Where has all the green gone
MLA Adelbert Nongrum takes up the issue of vanishing agricultural land in Shillong
Less than three decades ago, when urbanisation had not gained momentum in the quaint hill city, Shillong houses would be defined by lush gardens where fruits and vegetables would be in abundance. As the city grew, the home gardens made way to concrete structures. Many agricultural land too vanished.
A new bill, proposed by KHNAM legislator Adelbert Nongrum, seeks to focus on the vanishing greens and arable land in a majorly agrarian state.
In the procedural tangle during the recently concluded Assembly’s budget session, the important bill on agriculture and land got lost into oblivion. But Nongrum, said he would pursue the matter.

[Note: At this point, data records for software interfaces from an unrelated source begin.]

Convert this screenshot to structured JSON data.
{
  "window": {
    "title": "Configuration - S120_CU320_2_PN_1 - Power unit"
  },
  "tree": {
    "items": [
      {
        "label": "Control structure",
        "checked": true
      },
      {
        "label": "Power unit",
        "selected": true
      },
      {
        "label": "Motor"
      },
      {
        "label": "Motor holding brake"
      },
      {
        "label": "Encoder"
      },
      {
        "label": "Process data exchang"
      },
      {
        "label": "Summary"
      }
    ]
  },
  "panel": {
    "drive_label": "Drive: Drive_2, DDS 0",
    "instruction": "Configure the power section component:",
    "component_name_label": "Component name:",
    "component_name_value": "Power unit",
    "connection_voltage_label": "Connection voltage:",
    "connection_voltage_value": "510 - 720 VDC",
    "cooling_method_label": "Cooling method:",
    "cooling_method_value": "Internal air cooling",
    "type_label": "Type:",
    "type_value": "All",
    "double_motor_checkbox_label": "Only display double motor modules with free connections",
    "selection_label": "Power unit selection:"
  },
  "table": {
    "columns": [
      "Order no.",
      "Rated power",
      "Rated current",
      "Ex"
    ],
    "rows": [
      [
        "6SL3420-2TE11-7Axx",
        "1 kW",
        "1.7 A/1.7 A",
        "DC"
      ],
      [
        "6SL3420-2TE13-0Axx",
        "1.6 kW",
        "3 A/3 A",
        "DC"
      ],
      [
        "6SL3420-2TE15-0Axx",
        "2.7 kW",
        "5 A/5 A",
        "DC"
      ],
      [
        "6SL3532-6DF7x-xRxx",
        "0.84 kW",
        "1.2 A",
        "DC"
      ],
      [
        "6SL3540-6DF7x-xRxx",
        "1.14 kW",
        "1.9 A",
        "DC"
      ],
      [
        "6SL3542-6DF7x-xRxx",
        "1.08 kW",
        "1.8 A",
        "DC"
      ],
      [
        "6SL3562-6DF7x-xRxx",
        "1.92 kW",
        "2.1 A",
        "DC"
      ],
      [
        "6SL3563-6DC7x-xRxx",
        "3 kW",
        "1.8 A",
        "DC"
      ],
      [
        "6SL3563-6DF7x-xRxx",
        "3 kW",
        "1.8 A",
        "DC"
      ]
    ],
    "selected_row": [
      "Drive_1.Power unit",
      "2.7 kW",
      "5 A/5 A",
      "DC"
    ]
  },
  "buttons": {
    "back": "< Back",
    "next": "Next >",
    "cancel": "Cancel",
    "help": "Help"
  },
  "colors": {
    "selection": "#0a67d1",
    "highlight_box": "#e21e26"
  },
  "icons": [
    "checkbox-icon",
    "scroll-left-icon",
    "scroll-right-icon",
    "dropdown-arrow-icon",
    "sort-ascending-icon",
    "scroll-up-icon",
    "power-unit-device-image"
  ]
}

When the MLA wanted to move the private member’s bill, the procedural issue resulted in the inability of the MLA to take up the matter. This also led to pandemonium after he made another attempt to raise the issue. The move was disallowed as the MLA had erroneously moved privilege motion against the Speaker for not allowing discussion, and in the process, the issue was forgotten.
What the MLA wanted to speak about was alienation of agriculture land for non-agricultural purposes.
In the context of growing urbanisation and conversion of agriculture land into concrete residential areas, the bill assumes significance.
The Meghalaya Agricultural Land (Regulation) Bill, 2022, is to regulate the use of agricultural land for non-agricultural purposes for the preservation of arable land resources of the state and protection of agricultural land from colonization by residential, recreational, institutional, industrial and commercial activities. The Bill is the interest of sustaining the livelihood of farmers and ensuring food security.
There was a time when orange trees and other fruit trees adorned parts of the city but they have given way to buildings.
The MLA has included arable land either under cultivation or under temporary fallow as agricultural land . It also includes paddy field, vegetable plantation, fruit orchard and crop nursery, but does not include land abandoned under shifting cultivation.
The MLA has also suggested appointment of a Regulatory Authority together with subordinate officers to assist him with functions.
“As land is life and land with agriculture is the backbone of the state for sustainable livelihood of the future generation, the Bill is a must”, Nongrum said.
The Bill throws questions on large-scale landlessness in the state. Moreover, those who own agriculture land are only a few thereby the farmers becoming just workers under them without basic rights to claim.
Ironically, the official documents of the government claim that people of Meghalaya predominantly depend on agriculture.
The website of the Meghalaya agriculture department says that the economy of Meghalaya is basically agrarian as it is rural based with agriculture playing a predominant role in the state’s economy. Since 81% of the state’s population depends on agriculture, employment and income generation also depends on agricultural developmental activities to a great extent. The state is yet to touch the national level in economic and agricultural growth rate even after attaining full statehood, said the portal.
“Though, 81% of the population depends on agriculture, the net cropped area is only about 9.87% of the total geographical area of the state. The state is deficit in foodgrains by 1.22 lakh tonnes annually. This is due to a lot of constraints, such as the undulating topography, transport and communication problem, population dispersal pattern, inadequate credit support, poor marketing system, etc. To overcome these hurdles, future programmes are proposed, like increasing agricultural/horticultural production and productivity, research system on the development of economically viable and location specific technologies in rainfed, flood-prone irrigated areas, and increasing the utilisation of irrigation potential etc,” the government portal says.
At a time when food crisis is a major issue, it becomes imperative to save agricultural land. The bill gains importance in not only protecting arable land but also sustainably planning urbanisation in the hills.
~Team Sunday Monitor